Search the data for the string "lita" and extract every line where it appears.
### RECORD EXCERPTS
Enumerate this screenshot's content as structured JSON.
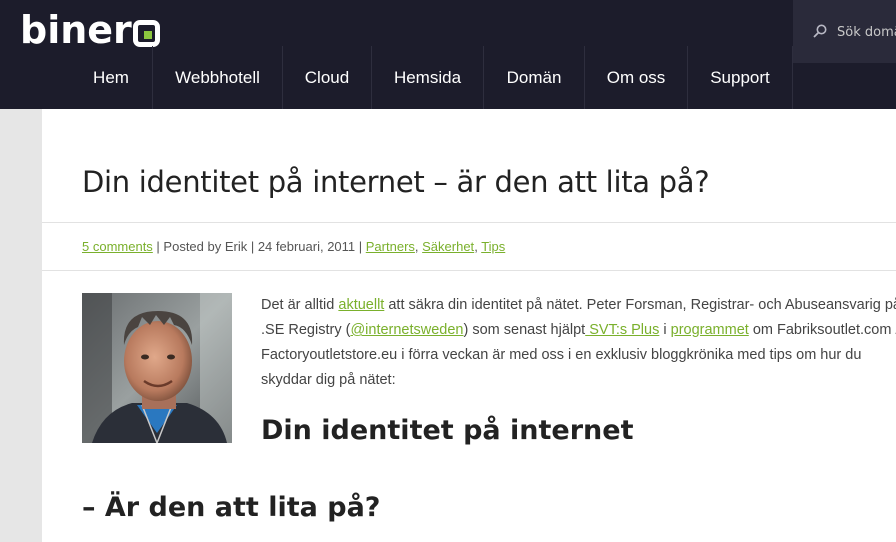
{
  "header": {
    "logo": "binero",
    "search_placeholder": "Sök domän"
  },
  "nav": {
    "items": [
      {
        "label": "Hem"
      },
      {
        "label": "Webbhotell"
      },
      {
        "label": "Cloud"
      },
      {
        "label": "Hemsida"
      },
      {
        "label": "Domän"
      },
      {
        "label": "Om oss"
      },
      {
        "label": "Support"
      }
    ]
  },
  "post": {
    "title": "Din identitet på internet – är den att lita på?",
    "meta": {
      "comments": "5 comments",
      "sep1": " | Posted by Erik | 24 februari, 2011 | ",
      "cat1": "Partners",
      "comma1": ", ",
      "cat2": "Säkerhet",
      "comma2": ", ",
      "cat3": "Tips"
    },
    "body": {
      "t1": "Det är alltid ",
      "l1": "aktuellt",
      "t2": " att säkra din identitet på nätet. Peter Forsman, Registrar- och Abuseansvarig på .SE Registry (",
      "l2": "@internetsweden",
      "t3": ") som senast hjälpt",
      "l3": " SVT:s Plus",
      "t4": " i ",
      "l4": "programmet",
      "t5": " om Fabriksoutlet.com / Factoryoutletstore.eu i förra veckan är med oss i en exklusiv bloggkrönika med tips om hur du skyddar dig på nätet:"
    },
    "subheading1": "Din identitet på internet",
    "subheading2": "– Är den att lita på?"
  }
}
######
◆ **OUTPUT**:
    "title": "Din identitet på internet – är den att lita på?",
    "subheading2": "– Är den att lita på?"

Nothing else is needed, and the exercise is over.